By Stuart Pfiefer, Los Angeles Times, June 11, 2004
Orange County became the second county, after Merced, to gain recertification of its paperless, electronic voting system. Merced and Orange counties have both agreed to comply with Secretary of State Kevin Shelley's 23 new security requirements that must be met for paperless electronic systems to be used in California this November.
Among these 23 requirements is one that requires counties to give voters the right to cast a paper ballot at their polling places if they prefer to do so. The recertification rules also require the counties' vendors to provide their source code to the Secretary of State. ES&S, which is Merced's vendor, and Hart Intercivic, Orange's vendor, have agreed to do so.
Excerpts from the LA Times story:
Orange County was the first large county to win the secretary's approval to use electronic balloting in November; Shelley approved Merced County's system Monday.
"They came to Sacramento and answered tough questions.

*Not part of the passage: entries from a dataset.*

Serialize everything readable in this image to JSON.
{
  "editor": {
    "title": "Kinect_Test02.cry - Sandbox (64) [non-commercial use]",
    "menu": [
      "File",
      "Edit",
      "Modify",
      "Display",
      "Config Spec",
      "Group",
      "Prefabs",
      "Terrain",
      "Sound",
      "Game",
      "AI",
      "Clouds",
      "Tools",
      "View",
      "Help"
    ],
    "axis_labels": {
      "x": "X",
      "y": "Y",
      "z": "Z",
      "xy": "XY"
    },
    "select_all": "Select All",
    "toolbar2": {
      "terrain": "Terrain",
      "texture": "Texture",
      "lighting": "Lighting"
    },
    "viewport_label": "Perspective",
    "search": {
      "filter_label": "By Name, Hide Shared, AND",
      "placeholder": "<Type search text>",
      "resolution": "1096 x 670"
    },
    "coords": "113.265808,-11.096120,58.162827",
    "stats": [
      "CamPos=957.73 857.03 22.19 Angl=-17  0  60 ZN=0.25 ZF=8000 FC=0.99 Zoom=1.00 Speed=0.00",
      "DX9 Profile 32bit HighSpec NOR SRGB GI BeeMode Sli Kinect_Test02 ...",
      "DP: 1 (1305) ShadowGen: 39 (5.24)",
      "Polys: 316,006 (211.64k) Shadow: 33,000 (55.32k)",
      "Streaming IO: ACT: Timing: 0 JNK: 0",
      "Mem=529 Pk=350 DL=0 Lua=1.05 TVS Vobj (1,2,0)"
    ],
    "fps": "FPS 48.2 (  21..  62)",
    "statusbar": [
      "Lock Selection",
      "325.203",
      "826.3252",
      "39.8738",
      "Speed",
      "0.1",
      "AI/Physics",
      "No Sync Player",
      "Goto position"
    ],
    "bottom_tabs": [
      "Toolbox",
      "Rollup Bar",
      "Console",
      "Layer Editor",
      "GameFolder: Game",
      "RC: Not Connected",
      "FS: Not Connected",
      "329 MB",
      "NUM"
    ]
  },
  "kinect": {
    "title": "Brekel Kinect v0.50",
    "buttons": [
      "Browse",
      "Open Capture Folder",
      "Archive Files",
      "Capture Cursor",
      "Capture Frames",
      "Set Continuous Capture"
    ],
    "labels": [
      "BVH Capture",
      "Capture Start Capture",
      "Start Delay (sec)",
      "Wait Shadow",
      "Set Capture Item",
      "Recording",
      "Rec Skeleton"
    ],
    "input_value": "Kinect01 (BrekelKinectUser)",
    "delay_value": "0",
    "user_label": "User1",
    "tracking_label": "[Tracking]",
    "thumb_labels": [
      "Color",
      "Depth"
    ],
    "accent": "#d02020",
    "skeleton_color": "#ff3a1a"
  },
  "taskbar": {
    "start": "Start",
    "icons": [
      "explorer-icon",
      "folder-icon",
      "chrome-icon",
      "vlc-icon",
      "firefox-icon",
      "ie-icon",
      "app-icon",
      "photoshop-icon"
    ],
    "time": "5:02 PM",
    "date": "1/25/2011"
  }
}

I'm very pleased with their assurances," Shelley said. "One of the conditions of the recertification was that the poll workers be trained in the use of these technologies and that they submit a poll worker training plan. That gives me a level of confidence."
Orange County met the secretary's requirements last month, but the secretary delayed approving its system until Hart agreed to hand over its "source code," the complex software that controls the voting and tabulating machines, so the secretary of state could test it.
Computer scientists who tested the source code of one of Hart's rivals, Diebold Election Systems, produced reports that suggested that system could be vulnerable to manipulation. It was such reports, as well as problems in Orange and other counties in March, that led Shelley to temporarily ban the systems.